Your son or daughter has started their first job and the last thing on their mind is superannuation. But if they are not careful, they can easily end up paying for life insurance they may not need. That is because most super funds provide a minimum level of life insurance unless the new employee ticks the box on the application form to opt out.
Money received an email recently from the father of a 16-year-old working part-time who found more than half the son's modest superannuation payments were going to pay for the costs of life insurance, which covers death and total and permanent disability.
The father pointed out that no doubt there was fine print about insurance in the documentation when his son joined the fund, but to have more than half of the contributions in insurance premiums is "outrageous". He writes that superannuation is an important part of everyone's financial planning but funds are going to devalue their product if they treat members this way.

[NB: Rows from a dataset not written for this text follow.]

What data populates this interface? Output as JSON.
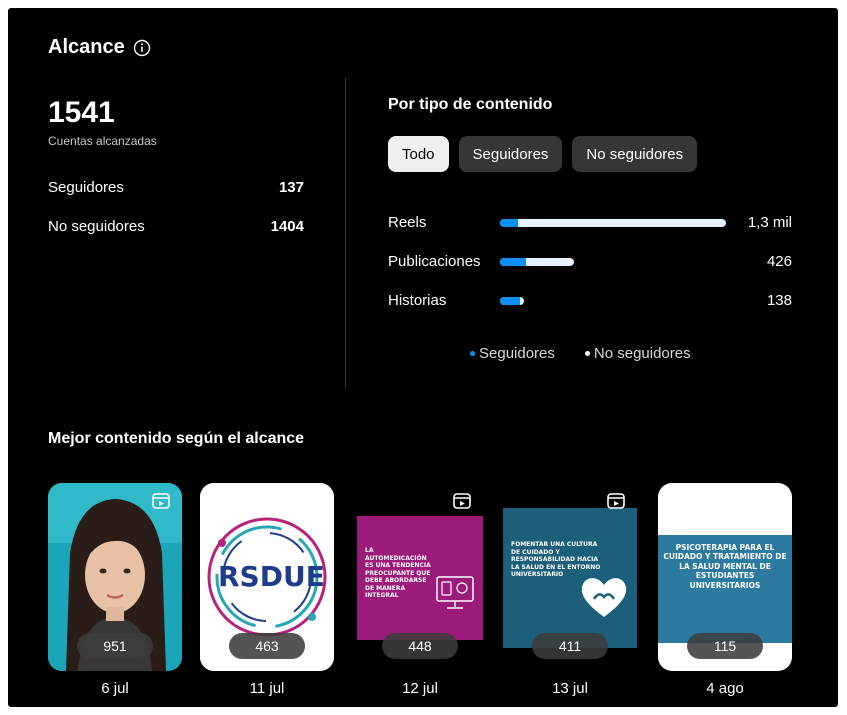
{
  "header": {
    "title": "Alcance",
    "info_icon": "info-circle-icon"
  },
  "summary": {
    "total": "1541",
    "total_label": "Cuentas alcanzadas",
    "rows": [
      {
        "label": "Seguidores",
        "value": "137"
      },
      {
        "label": "No seguidores",
        "value": "1404"
      }
    ]
  },
  "by_type": {
    "title": "Por tipo de contenido",
    "tabs": [
      {
        "label": "Todo",
        "active": true
      },
      {
        "label": "Seguidores",
        "active": false
      },
      {
        "label": "No seguidores",
        "active": false
      }
    ],
    "rows": [
      {
        "label": "Reels",
        "value": "1,3 mil",
        "total": 1300,
        "followers_fraction": 0.08
      },
      {
        "label": "Publicaciones",
        "value": "426",
        "total": 426,
        "followers_fraction": 0.35
      },
      {
        "label": "Historias",
        "value": "138",
        "total": 138,
        "followers_fraction": 0.85
      }
    ],
    "legend": [
      {
        "label": "Seguidores",
        "color": "#0a8ff5"
      },
      {
        "label": "No seguidores",
        "color": "#ffffff"
      }
    ]
  },
  "best_content": {
    "title": "Mejor contenido según el alcance",
    "items": [
      {
        "count": "951",
        "date": "6 jul",
        "icon": "reel-icon"
      },
      {
        "count": "463",
        "date": "11 jul",
        "thumb_text": "RSDUE"
      },
      {
        "count": "448",
        "date": "12 jul",
        "icon": "reel-icon",
        "thumb_text": "La automedicación es una tendencia preocupante que debe abordarse de manera integral"
      },
      {
        "count": "411",
        "date": "13 jul",
        "icon": "reel-icon",
        "thumb_text": "Fomentar una cultura de cuidado y responsabilidad hacia la salud en el entorno universitario"
      },
      {
        "count": "115",
        "date": "4 ago",
        "thumb_text": "Psicoterapia para el cuidado y tratamiento de la salud mental de estudiantes universitarios"
      }
    ]
  },
  "colors": {
    "background": "#000000",
    "accent": "#0a8ff5",
    "pill": "#363636",
    "pill_active": "#efefef"
  }
}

Employers do not have to pay the superannuation guarantee to those employees earning less than $450, before tax, a calendar month, or to those aged 70 or over. Most 16-year-olds with part-time or casual work are not receiving superannuation. That is because employers only have to pay super to employees under 18 who work more than 30 hours a week and are paid more than $450, before tax, a month.
However, some workplaces are covered by an award or agreement where all employees receive the guarantee and some employers choose to pay the superannuation to all employees anyway. Life insurance cover through large funds is usually very cheap because they buy a lot of insurance cover. A large fund would charge about $1 to $1.50 a week for $50,000 to $100,000 for death and disability cover to someone under 25. For those who need it, it is usually better to buy life insurance through a different super fund.

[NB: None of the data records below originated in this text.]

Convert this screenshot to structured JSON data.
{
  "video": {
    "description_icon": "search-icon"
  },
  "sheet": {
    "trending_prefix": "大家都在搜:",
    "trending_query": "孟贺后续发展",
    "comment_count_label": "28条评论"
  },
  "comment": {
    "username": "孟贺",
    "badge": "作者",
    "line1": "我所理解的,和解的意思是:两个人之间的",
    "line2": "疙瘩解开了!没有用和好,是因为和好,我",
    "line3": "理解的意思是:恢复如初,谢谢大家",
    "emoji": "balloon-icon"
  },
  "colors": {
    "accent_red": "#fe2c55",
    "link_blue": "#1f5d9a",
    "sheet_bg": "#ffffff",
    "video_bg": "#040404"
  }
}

Buying the insurance as an individual is usually more expensive and a medical examination may be required. With large super funds there is usually automatic acceptance. But teenagers are not likely to have need of life insurance unless they have dependents or financial responsibilities.
For them, all the super guarantee should be going to building their account balance. It is understandable how, with a new job in a busy cafe, for example, the details of the superannuation fund and the disclosures covering the life insurance are overlooked. In most cases the member can opt out of the insurance at any time by contacting the fund.
Anyone who has had a series of shorter-term jobs could be paying for several lots of insurance. Consolidating super accounts into one also reduces administration fees, because each super fund will have a fixed administration or member fee.